When fetal surgery for spina bifida was first tried, it was controversial because operations in the womb were typically done for life-threatening problems. There was also no long-term research on the safety of the surgery. The operation even got caught up in the abortion debate when abortion opponents seized on a photo taken during surgery on a 21-week-old fetus at Vanderbilt University.
By the end of 2002, more than 230 spina bifida operations had been done, but some doctors remained skeptical. So the National Institutes of Health launched a big study that year at Vanderbilt, the Philadelphia hospital and the University of California, San Francisco. Other hospitals agreed not to do the surgery while the research was under way.
The researchers, whose findings were published online Wednesday in the New England Journal of Medicine, studied 158 babies who had the surgery either in the womb or after delivery.
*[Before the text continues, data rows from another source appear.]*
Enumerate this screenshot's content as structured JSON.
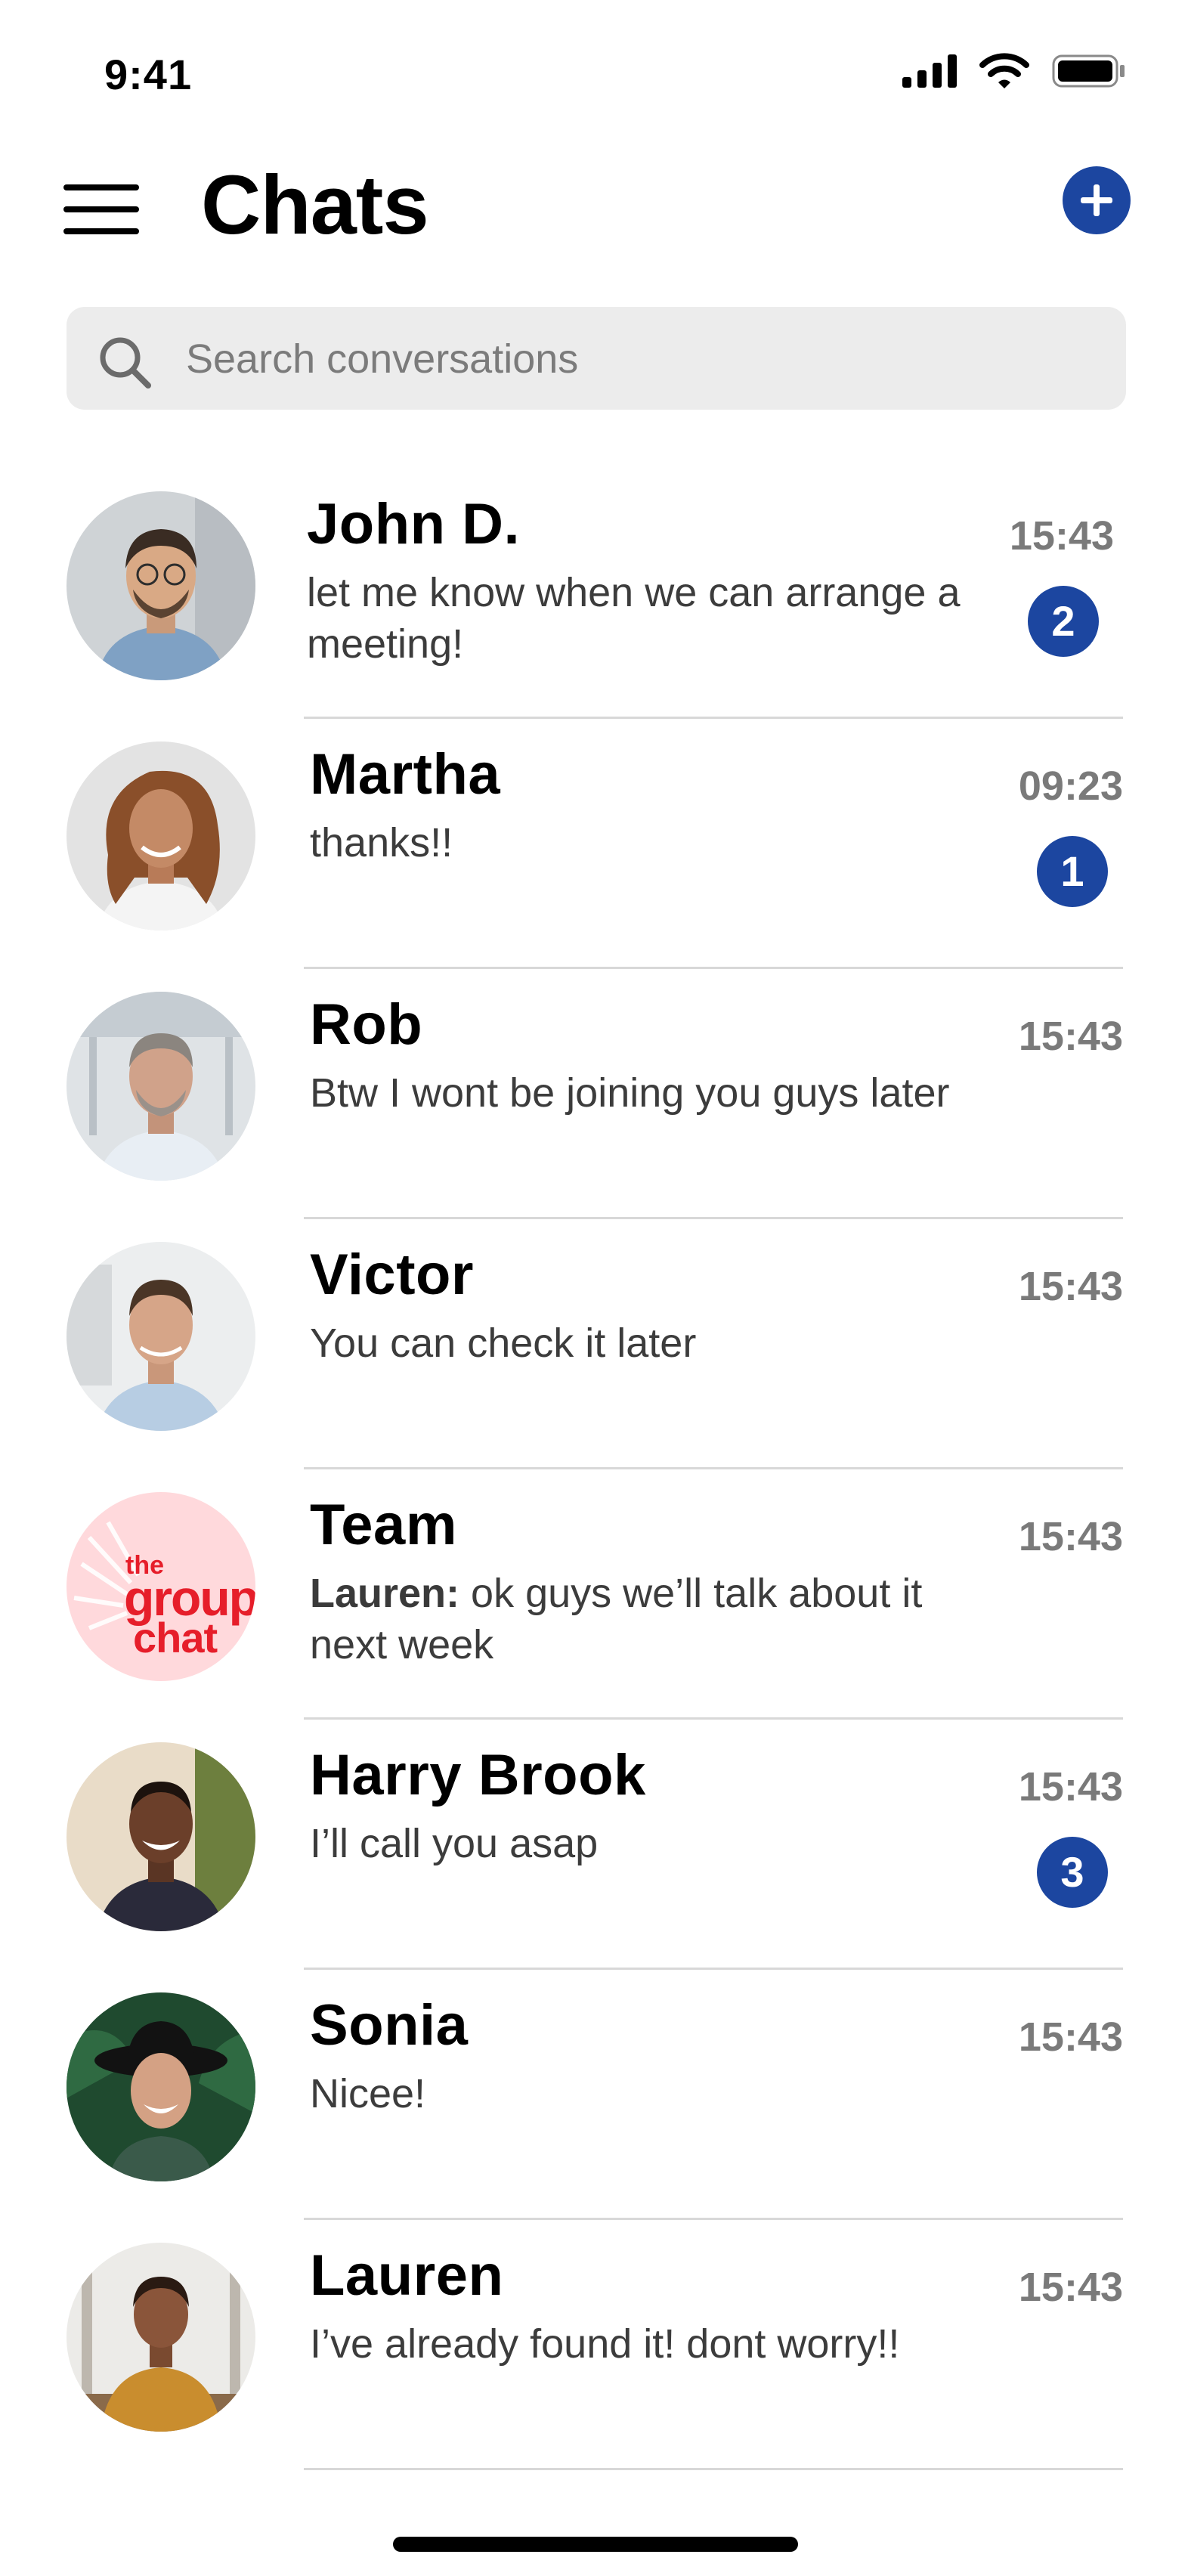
{
  "status_bar": {
    "time": "9:41"
  },
  "header": {
    "title": "Chats"
  },
  "search": {
    "placeholder": "Search conversations"
  },
  "colors": {
    "accent": "#1c46a0",
    "divider": "#d8d8d8",
    "search_bg": "#ececec"
  },
  "chats": [
    {
      "name": "John D.",
      "message": "let me  know when we can arrange a meeting!",
      "time": "15:43",
      "unread": "2"
    },
    {
      "name": "Martha",
      "message": "thanks!!",
      "time": "09:23",
      "unread": "1"
    },
    {
      "name": "Rob",
      "message": "Btw I wont be joining you guys later",
      "time": "15:43"
    },
    {
      "name": "Victor",
      "message": "You can check it later",
      "time": "15:43"
    },
    {
      "name": "Team",
      "sender": "Lauren:",
      "message": "ok guys we’ll talk about it next week",
      "time": "15:43",
      "avatar_text": [
        "the",
        "group",
        "chat"
      ]
    },
    {
      "name": "Harry Brook",
      "message": "I’ll call you asap",
      "time": "15:43",
      "unread": "3"
    },
    {
      "name": "Sonia",
      "message": "Nicee!",
      "time": "15:43"
    },
    {
      "name": "Lauren",
      "message": "I’ve already found it! dont worry!!",
      "time": "15:43"
    }
  ]
}
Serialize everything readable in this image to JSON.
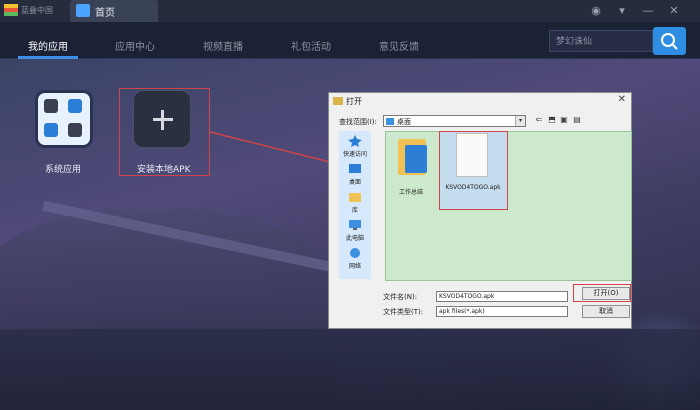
{
  "titlebar": {
    "app_name": "蓝叠中国",
    "home_tab": "首页",
    "user_icon": "user-icon",
    "menu_icon": "menu-icon",
    "minimize_icon": "minimize-icon",
    "close_icon": "close-icon"
  },
  "nav": {
    "items": [
      {
        "label": "我的应用",
        "active": true
      },
      {
        "label": "应用中心",
        "active": false
      },
      {
        "label": "视频直播",
        "active": false
      },
      {
        "label": "礼包活动",
        "active": false
      },
      {
        "label": "意见反馈",
        "active": false
      }
    ],
    "search_placeholder": "梦幻诛仙",
    "accent": "#2f8de4"
  },
  "apps": [
    {
      "label": "系统应用",
      "icon": "system-apps-icon"
    },
    {
      "label": "安装本地APK",
      "icon": "plus-icon"
    }
  ],
  "dialog": {
    "title": "打开",
    "look_in_label": "查找范围(I):",
    "look_in_value": "桌面",
    "places": [
      "快速访问",
      "桌面",
      "库",
      "此电脑",
      "网络"
    ],
    "files": [
      {
        "name": "工作总结",
        "type": "folder"
      },
      {
        "name": "KSVOD4TOGO.apk",
        "type": "file"
      }
    ],
    "filename_label": "文件名(N):",
    "filename_value": "KSVOD4TOGO.apk",
    "filetype_label": "文件类型(T):",
    "filetype_value": "apk files(*.apk)",
    "open_button": "打开(O)",
    "cancel_button": "取消"
  },
  "highlight_color": "#d04545"
}
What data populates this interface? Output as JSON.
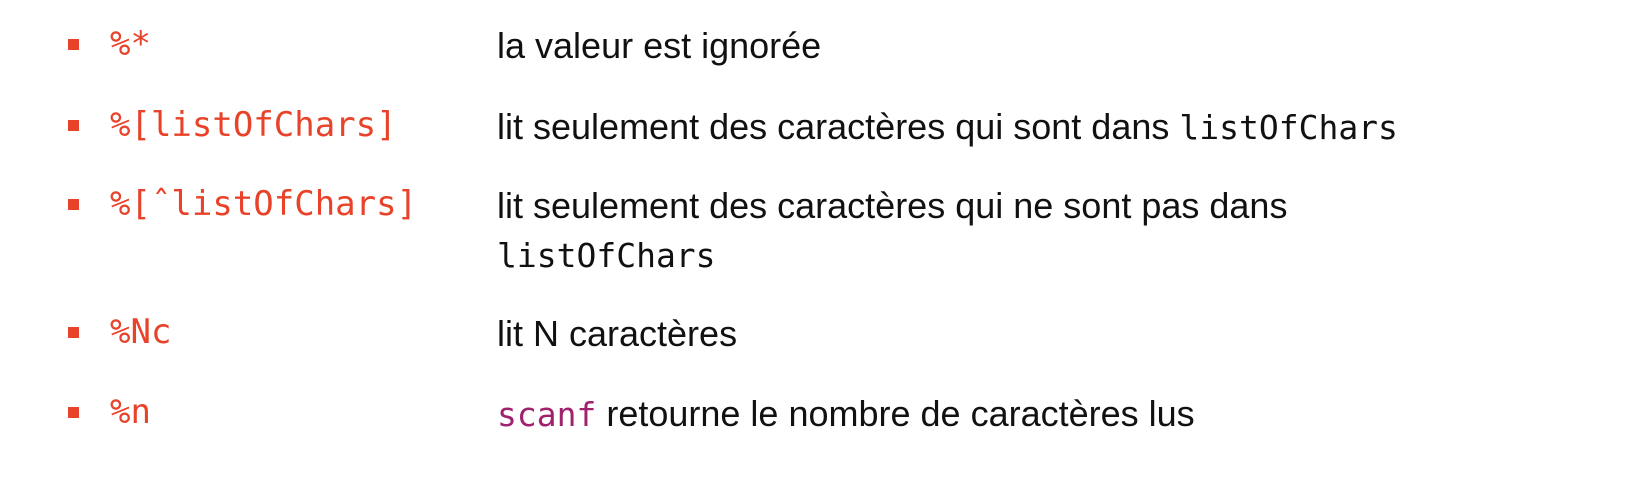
{
  "colors": {
    "accent": "#e8432a",
    "text": "#111111",
    "keyword": "#a0226e"
  },
  "items": [
    {
      "code": "%*",
      "description": "la valeur est ignorée"
    },
    {
      "code": "%[listOfChars]",
      "description_prefix": "lit seulement des caractères qui sont dans ",
      "description_code": "listOfChars"
    },
    {
      "code": "%[ˆlistOfChars]",
      "description_line1": "lit seulement des caractères qui ne sont pas dans",
      "description_line2_code": "listOfChars"
    },
    {
      "code": "%Nc",
      "description": "lit N caractères"
    },
    {
      "code": "%n",
      "description_keyword": "scanf",
      "description_suffix": " retourne le nombre de caractères lus"
    }
  ]
}
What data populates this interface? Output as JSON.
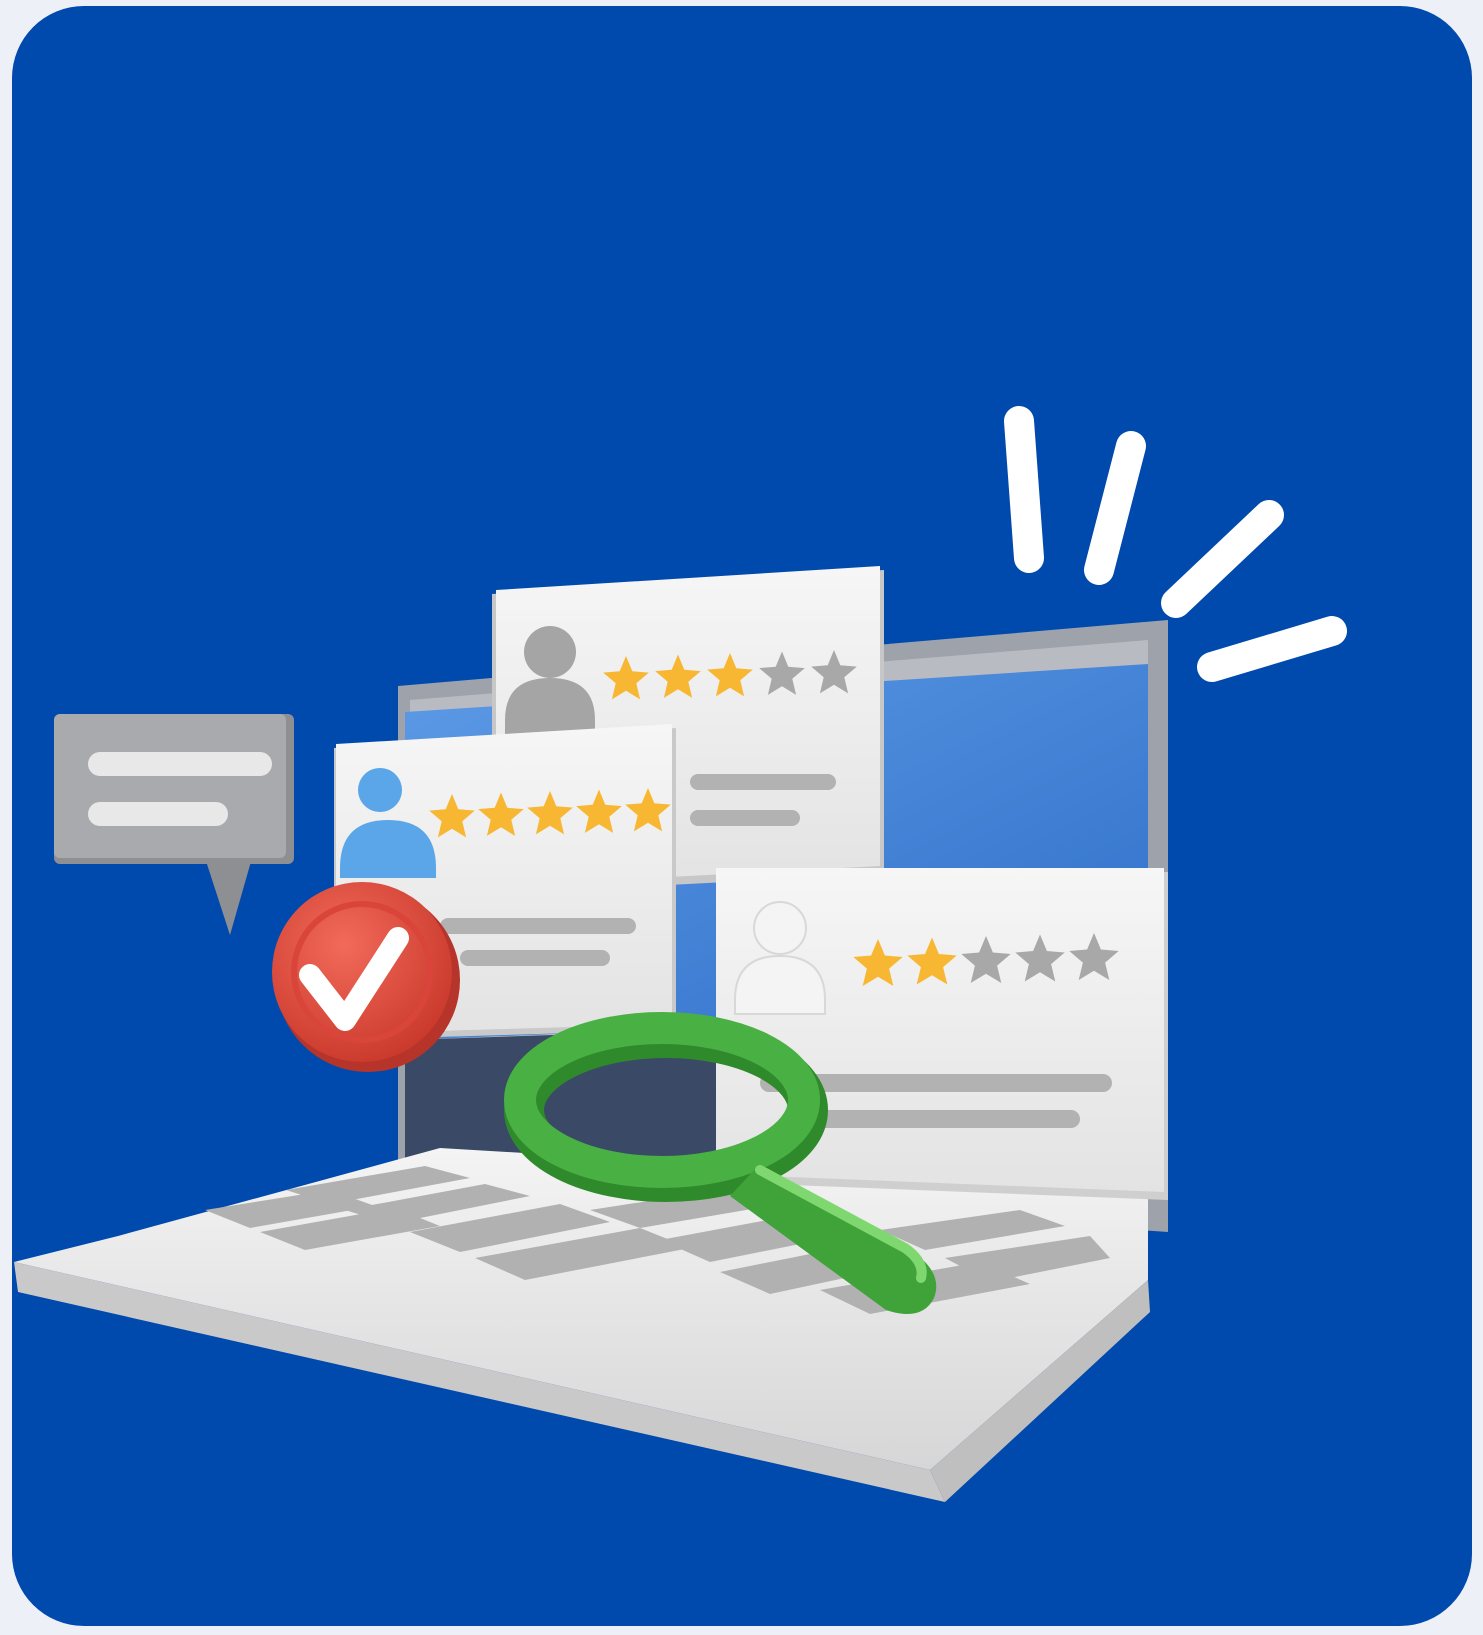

The fetal surgery was done between 19 and 25 weeks of gestation.
By the time they turned a year old, 40 percent in the fetal surgery group needed a drainage tube, or shunt, in the brain, compared with 82 percent in the standard surgery group. The fetal surgery group scored higher on combined tests of mental development and motor skills at 2 1/2 years, though there was no difference in cognitive function alone.
Forty-two percent of the toddlers in the fetal surgery group could walk without crutches or other support versus 21 percent in the other group.
Two children died within days of the fetal surgery; two children who had the fix after birth and had shunts died later.
Eighty percent of those who had fetal surgery were born premature compared with 15 percent in the after-delivery group. On average, children who had surgery while still in the womb were born 1 1/2 months early and had more breathing problems. A third of the mothers who had the operation had thinning in the wall of their uterus, a complication that requires cesarean delivery in the future.
"Not all the patients were helped here, and there are significant risks," said pediatric surgeon Dr. Diana Farmer of UC San Francisco. "So this procedure is not for everyone."
For safety reasons, the study did not include obese women, even though they have higher rates of fetuses with spina bifida.
Since fetal surgery is highly specialized, some experts said that the results may not be as good in hospitals with little experience and that more work is needed to better determine who will benefit most.
"Caution is necessary here," Dr. Joe Simpson of Florida International University and Dr. Michael Greene of Massachusetts General Hospital wrote in an editorial.
It was a grueling ordeal for many expectant mothers in the study. Many who had the fetal surgery needed to move near the surgery center in case they delivered early. The editorial writers noted that only 15 percent of those who expressed interest in the study chose to participate. Others were either ineligible or did not want to take the risk.
Seven years after fetal surgery, Evan Terrell of Nashville, Tenn., is more active than his parents ever hoped. He swims, rides his bike and plays basketball with his friends. Soon after birth, Evan went through intensive physical therapy to strengthen his legs. He needed braces and inserts in his shoes to help him walk as a toddler, but no longer requires any assistance.
His mother, Kristie Terrell, who participated in the study at Vanderbilt and stayed in the hospital for a month, said she is thankful that he didn't need a shunt in his brain.
"He is a bouncing, hyper, beautiful boy," she said.
Vanderbilt performed the first fetal surgery for spina bifida in 1997 on Daniel Meyer, at 29 weeks. Today, the technique is done earlier in pregnancy.
Now 13, Daniel uses a wheelchair, but that doesn't stop him from going fishing and playing tennis and basketball, according to his mother, Cory Meyer.
Daniel had an operation last year to replace the brain tube put in after he was born. He also has some bladder problems but is otherwise healthy.
"I'm totally happy with the decision that we made" to have fetal surgery, said the boy's father, Scott Meyer. "I think it's helped out a lot of kids."